Climate change is not something that we can turn a blind eye to. It is important to ensure that all localities are educated and made aware of the problems and negative effects that climate change causes. It is difficult to ignore the melting of all the ice in the Arctic Ocean, the droughts that are occurring in areas that were once very wet regions, sea level rise happening in coastal areas, and the loss of biodiversity that is occurring in nearly every biome on Earth. The ability for countries to make plans to alter these negative impacts of humans on Earth is becoming more and more urgent and important to life on Earth. 
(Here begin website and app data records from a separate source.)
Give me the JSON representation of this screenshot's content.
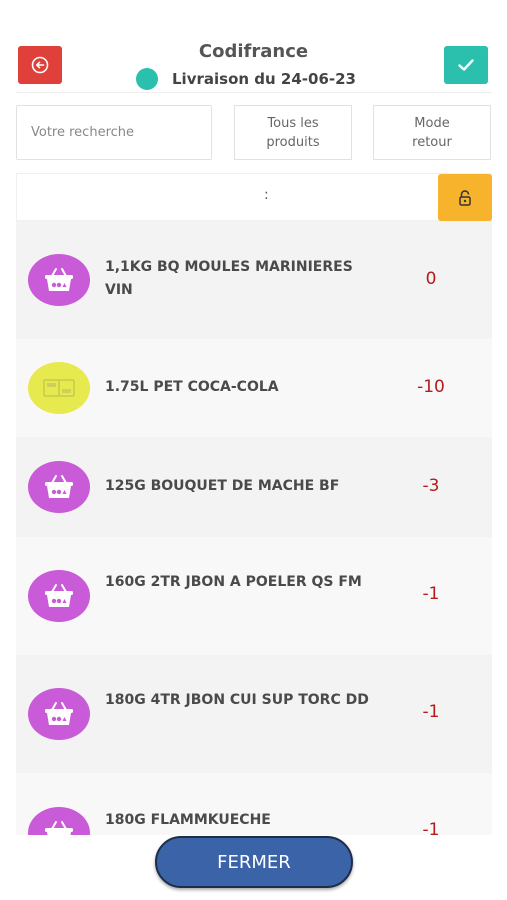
{
  "header": {
    "title": "Codifrance",
    "delivery": "Livraison du 24-06-23",
    "back_icon": "back-arrow-icon",
    "confirm_icon": "check-icon",
    "status_color": "#2bbfae"
  },
  "search": {
    "placeholder": "Votre recherche",
    "value": ""
  },
  "options": {
    "all_products": "Tous les\nproduits",
    "return_mode": "Mode\nretour"
  },
  "filter": {
    "text": ":",
    "lock_icon": "lock-icon"
  },
  "products": [
    {
      "name": "1,1KG BQ MOULES MARINIERES VIN",
      "qty": "0",
      "icon": "basket-icon"
    },
    {
      "name": "1.75L PET COCA-COLA",
      "qty": "-10",
      "icon": "product-image"
    },
    {
      "name": "125G BOUQUET DE MACHE BF",
      "qty": "-3",
      "icon": "basket-icon"
    },
    {
      "name": "160G 2TR JBON A POELER QS FM",
      "qty": "-1",
      "icon": "basket-icon"
    },
    {
      "name": "180G 4TR JBON CUI SUP TORC DD",
      "qty": "-1",
      "icon": "basket-icon"
    },
    {
      "name": "180G FLAMMKUECHE",
      "qty": "-1",
      "icon": "basket-icon"
    }
  ],
  "footer": {
    "close_label": "FERMER"
  },
  "colors": {
    "danger": "#e0403a",
    "accent": "#2bbfae",
    "warning": "#f7b32b",
    "qty": "#b41b1b",
    "button": "#3a63a8"
  }
}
The UN-backed Earth Summit in Rio de Janeiro was first held in April 1992 and was responsible for the creation of the United Nations Framework Convention on Climate Change (UNFCCC). The negotiations that followed the Earth Summit began playing upon the idea of “common but differentiated responsibility” for countries trying to mitigate climate change. This meant that larger and richer countries were held to high standards of making large cuts to carbon emissions and greatly reducing their impact on climate change, but smaller, less developed countries demanded that they remain able to pollute as much as they desired to attain economic growth. The Kigali Agreement to limit HFC use exemplified this discrepancy between developed and developing countries by directing countries such as the United States, Japan and the European Union to start removing HFC use in 2019. 

Alternatively, it was expected that developing countries would wait to begin until 2024 and the negotiators reasoned that with the large countries acting first, the smaller countries would follow quickly in their footsteps. There are pros and cons to the differentiated policies among countries. Instead of using a one size fits all approach to mitigating climate change, different countries have the ability to develop plans that mesh well with their cultures and ways of life of their country. Oppositely, many of the larger regions are somewhat stuck in their energy-intensive growth such as China in order to achieve economic growth. With this, it is highly likely that their strategies will be slow, make less of an impact, and be mostly unmonitored. 

All of these factors have shown that the targets of the Paris Agreement for only a 2°C increase in temperature will be reached sooner than the original goal of 2100. Continuing business as usual, as many countries have shown that they will continue to do, can lead us to raise the climate temperature 4.5°C. Knowing that prediction, even countries that have put together weak plans for mitigation strategies are better prepared than countries without plans at all.